Ecologic studies focus on large groups, rather than on individuals (different from cohorts which are composed of defined individuals). These studies evaluate patterns or trends between outcome and exposure on a geographic, ethnicity, socio-economic status level and can be used to explore potential associations between community-level exposures and disease/outcome. However, ecological studies are unable to reliably estimate individual exposures. On the other hand, details of outcome and exposure can be generalised to the population. The groups can differ by location (for example, city, county, or country). They can also differ by time (a few days, years, or decades).

Ecologic studies may be used to generate hypotheses of an association between exposure and disease for groups, in which members share certain criteria. As other retrospective studies, they can use exiting data and rapidly test the hypothesis. By including groups as a whole a large number of people that can be included in the study and the large number of risk-modifying factors that can be examined. One potential problem with ecologic studies is that just because an association exists between exposure and disease at the group level, it does not mean that a similar association exists at the individual level.

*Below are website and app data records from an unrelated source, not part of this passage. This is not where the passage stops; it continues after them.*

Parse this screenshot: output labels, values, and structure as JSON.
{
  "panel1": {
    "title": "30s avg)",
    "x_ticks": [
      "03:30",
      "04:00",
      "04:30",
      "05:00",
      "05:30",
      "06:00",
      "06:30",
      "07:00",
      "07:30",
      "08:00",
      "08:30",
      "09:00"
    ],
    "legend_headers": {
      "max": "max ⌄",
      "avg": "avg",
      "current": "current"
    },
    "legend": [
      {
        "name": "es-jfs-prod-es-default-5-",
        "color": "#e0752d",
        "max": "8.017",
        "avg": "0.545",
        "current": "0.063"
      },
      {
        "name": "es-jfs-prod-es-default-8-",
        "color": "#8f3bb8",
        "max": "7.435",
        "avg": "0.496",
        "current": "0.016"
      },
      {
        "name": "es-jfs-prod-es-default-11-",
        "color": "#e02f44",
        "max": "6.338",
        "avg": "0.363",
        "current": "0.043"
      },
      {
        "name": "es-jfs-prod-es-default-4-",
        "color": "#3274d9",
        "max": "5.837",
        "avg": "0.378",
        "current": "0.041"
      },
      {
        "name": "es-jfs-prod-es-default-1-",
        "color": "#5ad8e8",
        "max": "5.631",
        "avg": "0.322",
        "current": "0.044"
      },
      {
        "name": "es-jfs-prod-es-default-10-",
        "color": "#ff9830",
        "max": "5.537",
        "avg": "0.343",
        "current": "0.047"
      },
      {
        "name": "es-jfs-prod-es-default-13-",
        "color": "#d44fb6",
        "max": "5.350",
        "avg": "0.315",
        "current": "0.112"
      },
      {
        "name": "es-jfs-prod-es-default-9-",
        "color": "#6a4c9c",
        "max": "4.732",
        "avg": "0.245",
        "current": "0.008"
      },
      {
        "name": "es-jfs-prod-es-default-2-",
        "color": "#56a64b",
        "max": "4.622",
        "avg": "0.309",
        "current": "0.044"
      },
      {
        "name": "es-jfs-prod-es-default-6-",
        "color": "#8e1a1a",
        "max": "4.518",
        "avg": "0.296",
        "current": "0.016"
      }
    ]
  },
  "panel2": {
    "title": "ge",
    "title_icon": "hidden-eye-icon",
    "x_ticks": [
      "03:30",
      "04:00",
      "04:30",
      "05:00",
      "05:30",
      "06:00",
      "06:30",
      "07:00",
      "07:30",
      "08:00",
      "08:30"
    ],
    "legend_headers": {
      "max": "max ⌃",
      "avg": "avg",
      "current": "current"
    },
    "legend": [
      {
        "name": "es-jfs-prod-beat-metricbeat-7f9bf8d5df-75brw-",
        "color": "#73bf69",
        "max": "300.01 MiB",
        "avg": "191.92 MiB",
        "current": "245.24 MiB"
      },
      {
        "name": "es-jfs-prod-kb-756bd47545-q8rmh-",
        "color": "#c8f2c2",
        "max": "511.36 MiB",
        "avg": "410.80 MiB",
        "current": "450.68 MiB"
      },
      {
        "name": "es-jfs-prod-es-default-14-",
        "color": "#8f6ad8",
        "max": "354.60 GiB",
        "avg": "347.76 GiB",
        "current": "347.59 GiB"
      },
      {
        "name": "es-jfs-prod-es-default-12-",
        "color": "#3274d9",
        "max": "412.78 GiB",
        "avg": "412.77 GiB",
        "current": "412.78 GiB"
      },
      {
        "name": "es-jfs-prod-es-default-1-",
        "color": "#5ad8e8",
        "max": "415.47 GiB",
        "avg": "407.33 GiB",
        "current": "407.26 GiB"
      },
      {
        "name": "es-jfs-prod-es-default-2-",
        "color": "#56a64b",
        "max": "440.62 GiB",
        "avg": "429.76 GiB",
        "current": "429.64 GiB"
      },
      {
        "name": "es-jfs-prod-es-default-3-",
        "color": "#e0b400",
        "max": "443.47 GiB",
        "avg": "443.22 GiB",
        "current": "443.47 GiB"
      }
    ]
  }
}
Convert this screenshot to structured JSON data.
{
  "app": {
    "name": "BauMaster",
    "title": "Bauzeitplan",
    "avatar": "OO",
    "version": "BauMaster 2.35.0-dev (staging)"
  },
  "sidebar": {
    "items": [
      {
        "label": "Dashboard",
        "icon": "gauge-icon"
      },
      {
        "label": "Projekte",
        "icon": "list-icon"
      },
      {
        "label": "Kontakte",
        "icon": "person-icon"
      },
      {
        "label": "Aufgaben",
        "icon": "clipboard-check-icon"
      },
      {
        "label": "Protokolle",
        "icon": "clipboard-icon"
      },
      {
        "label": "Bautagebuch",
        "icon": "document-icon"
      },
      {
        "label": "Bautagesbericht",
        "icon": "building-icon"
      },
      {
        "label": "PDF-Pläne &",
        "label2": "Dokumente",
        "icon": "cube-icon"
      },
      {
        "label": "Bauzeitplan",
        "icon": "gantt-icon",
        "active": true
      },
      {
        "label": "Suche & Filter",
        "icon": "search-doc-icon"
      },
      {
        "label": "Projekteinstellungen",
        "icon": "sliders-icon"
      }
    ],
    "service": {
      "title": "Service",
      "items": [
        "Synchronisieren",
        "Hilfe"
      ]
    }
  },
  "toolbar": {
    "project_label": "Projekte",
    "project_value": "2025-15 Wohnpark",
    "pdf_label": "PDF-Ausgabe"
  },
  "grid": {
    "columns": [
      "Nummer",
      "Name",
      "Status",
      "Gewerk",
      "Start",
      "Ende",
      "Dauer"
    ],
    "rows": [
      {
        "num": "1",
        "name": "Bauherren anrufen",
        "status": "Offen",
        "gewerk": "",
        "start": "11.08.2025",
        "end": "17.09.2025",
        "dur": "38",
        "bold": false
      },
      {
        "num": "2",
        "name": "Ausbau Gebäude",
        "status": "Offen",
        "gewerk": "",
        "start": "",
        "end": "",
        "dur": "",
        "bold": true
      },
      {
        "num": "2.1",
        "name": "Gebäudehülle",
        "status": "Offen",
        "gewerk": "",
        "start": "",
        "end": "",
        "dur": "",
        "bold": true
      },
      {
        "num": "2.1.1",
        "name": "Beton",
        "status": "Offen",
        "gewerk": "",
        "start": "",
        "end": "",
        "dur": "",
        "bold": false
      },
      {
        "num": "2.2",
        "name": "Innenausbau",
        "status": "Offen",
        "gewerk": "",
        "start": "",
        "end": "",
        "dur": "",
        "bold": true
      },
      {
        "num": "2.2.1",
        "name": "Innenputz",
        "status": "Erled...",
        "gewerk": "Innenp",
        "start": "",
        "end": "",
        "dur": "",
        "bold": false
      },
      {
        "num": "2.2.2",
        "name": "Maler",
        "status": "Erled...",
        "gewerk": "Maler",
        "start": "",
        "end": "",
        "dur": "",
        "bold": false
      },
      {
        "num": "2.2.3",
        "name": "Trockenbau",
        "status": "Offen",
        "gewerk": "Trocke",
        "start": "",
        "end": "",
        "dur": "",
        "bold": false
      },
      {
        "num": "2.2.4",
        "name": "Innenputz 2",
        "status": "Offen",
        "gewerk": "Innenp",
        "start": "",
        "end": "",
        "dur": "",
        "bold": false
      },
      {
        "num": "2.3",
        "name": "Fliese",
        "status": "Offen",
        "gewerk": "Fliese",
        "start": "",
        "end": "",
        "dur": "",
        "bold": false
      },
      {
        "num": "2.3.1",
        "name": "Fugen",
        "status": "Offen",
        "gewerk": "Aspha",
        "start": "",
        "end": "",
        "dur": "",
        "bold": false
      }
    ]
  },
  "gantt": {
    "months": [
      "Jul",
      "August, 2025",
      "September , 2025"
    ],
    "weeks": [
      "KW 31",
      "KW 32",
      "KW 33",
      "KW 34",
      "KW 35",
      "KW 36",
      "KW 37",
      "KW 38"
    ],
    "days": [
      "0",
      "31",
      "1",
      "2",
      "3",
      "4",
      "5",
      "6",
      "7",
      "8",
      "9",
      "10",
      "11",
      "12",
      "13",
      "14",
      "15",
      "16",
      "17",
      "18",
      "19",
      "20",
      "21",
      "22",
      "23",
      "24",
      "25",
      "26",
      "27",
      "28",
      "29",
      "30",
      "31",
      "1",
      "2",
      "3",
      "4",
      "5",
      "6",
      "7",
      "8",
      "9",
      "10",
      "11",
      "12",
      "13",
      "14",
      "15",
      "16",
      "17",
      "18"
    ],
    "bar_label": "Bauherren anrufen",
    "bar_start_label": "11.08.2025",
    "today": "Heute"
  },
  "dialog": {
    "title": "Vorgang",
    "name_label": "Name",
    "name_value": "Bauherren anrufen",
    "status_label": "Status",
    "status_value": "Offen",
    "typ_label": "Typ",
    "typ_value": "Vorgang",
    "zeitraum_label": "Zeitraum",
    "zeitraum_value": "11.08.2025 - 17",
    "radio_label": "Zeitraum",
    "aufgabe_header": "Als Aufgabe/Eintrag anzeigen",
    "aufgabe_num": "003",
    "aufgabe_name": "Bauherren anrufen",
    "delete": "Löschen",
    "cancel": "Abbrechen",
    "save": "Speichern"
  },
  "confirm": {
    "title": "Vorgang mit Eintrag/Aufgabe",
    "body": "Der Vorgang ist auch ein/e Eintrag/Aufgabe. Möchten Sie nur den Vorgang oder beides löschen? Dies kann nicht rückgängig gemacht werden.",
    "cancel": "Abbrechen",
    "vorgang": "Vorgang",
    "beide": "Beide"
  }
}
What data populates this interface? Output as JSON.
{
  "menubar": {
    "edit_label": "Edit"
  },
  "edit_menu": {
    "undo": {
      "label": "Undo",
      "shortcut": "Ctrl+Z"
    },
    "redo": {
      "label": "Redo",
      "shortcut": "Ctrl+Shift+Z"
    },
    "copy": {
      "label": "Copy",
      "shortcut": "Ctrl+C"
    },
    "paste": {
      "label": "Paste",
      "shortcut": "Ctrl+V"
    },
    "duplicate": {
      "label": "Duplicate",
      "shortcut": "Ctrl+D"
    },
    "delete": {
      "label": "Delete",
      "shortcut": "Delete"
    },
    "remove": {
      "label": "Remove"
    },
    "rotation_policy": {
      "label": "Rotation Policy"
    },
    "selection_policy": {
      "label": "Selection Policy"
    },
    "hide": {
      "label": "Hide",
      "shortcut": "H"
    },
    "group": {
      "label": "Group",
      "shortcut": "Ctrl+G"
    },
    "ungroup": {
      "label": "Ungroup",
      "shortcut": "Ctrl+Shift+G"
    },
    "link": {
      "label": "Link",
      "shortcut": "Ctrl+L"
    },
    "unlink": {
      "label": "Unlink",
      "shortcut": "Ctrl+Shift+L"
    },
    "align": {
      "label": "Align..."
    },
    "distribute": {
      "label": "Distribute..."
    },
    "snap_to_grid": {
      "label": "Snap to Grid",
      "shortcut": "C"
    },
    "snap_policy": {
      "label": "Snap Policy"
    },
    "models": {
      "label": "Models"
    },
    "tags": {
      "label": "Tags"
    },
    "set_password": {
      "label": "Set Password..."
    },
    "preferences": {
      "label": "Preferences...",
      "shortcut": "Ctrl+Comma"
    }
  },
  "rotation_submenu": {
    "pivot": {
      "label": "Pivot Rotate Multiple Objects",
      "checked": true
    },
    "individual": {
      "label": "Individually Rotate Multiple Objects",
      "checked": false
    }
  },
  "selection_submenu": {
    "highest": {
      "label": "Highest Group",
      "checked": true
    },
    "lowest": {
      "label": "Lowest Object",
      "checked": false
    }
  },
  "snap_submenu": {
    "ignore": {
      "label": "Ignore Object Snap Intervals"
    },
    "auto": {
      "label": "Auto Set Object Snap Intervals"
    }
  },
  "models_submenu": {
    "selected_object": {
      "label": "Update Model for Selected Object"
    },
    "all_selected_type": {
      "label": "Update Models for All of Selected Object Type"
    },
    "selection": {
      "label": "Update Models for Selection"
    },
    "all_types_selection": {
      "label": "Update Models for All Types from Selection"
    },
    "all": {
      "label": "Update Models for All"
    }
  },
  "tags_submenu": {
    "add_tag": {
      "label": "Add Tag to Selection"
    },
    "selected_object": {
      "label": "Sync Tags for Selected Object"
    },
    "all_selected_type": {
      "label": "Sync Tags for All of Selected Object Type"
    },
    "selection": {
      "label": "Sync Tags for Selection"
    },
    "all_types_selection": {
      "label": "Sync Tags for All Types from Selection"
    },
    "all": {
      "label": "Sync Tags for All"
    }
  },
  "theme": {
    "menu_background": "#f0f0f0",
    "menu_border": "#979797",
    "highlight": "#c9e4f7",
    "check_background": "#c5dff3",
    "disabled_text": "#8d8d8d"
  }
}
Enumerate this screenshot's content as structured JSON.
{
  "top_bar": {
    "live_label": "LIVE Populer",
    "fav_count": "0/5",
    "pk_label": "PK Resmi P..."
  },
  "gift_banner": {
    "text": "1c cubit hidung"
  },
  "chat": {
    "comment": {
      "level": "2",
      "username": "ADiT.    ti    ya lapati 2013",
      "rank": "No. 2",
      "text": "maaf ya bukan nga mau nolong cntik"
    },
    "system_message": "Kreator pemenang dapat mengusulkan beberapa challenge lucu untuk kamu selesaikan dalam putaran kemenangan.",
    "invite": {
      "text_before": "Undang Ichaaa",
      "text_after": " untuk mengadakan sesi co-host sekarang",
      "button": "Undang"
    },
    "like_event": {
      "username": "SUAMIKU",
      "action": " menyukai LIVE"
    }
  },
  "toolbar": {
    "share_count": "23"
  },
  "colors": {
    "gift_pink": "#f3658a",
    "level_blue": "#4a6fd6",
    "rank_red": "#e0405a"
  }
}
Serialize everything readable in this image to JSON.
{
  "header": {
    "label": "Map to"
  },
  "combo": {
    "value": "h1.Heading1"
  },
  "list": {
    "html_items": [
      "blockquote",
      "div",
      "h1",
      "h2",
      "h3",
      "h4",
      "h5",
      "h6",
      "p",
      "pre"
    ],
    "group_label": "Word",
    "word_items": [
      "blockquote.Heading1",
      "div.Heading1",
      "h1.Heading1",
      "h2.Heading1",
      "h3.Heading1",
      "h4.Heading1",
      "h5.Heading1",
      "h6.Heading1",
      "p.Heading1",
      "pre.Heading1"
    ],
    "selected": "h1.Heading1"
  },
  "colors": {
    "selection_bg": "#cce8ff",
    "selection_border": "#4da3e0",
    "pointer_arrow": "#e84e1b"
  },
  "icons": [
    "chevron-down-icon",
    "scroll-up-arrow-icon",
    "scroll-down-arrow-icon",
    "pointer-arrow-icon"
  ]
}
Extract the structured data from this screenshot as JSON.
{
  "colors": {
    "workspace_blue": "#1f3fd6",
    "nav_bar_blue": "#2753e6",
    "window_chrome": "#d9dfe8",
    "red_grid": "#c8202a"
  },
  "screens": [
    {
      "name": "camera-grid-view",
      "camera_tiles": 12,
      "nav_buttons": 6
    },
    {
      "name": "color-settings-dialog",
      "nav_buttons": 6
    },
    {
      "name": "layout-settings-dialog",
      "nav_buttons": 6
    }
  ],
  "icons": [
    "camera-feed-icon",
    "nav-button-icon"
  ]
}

The study by John Snow regarding a cholera outbreak in London is considered the first ecological study to solve a health issue. He used a map of deaths from cholera to determine that the source of the cholera was a pump on Broad Street. He had the pump handle removed in 1854 and people stopped dying there.[1]  It was only when Robert Koch discovered bacteria years later that the mechanism of cholera transmission was understood.

Diet and Alzheimer's

Links between diet and Alzheimer’s disease have been studied using both geographical and temporal ecological studies. The first paper linking diet to risk of Alzheimer’s disease was a multi-country ecological study published in 1997.[2] It used prevalence of Alzheimer’s disease in 11 countries along with dietary supply factors, finding that total fat and total energy (caloric) supply were strongly correlated with prevalence, while fish and cereals/grains were inversely correlated (i.e., protective). Diet is now considered an important risk-modifying factor for Alzheimer’s disease.[3]

[1] Tulchinsky, Theodore H.. “John Snow, Cholera, the Broad Street Pump; Waterborne Diseases Then and Now.” Case Studies in Public Health (2018): 77–99. doi:10.1016/B978-0-12-804571-8.00017-2 https://www.ncbi.nlm.nih.gov/pmc/articles/PMC7150208/

[2] Grant WB (1997). "Dietary Links to Alzheimer's Disease" (PDF). Alzheimer's Disease Review. 2: 42–57.

[3] Devanand D, Lee J, Luchsinger J, et al. Lessons from epidemiologic research about risk factors, modifiers, and progression of late onset Alzheimer's Disease in New York City at Columbia University Medical Center. J Alzheimers Dis. 2013;33 Suppl 1(0 1):S447-S455. doi:10.3233/JAD-2012-129041 https://www.ncbi.nlm.nih.gov/pmc/articles/PMC4149254/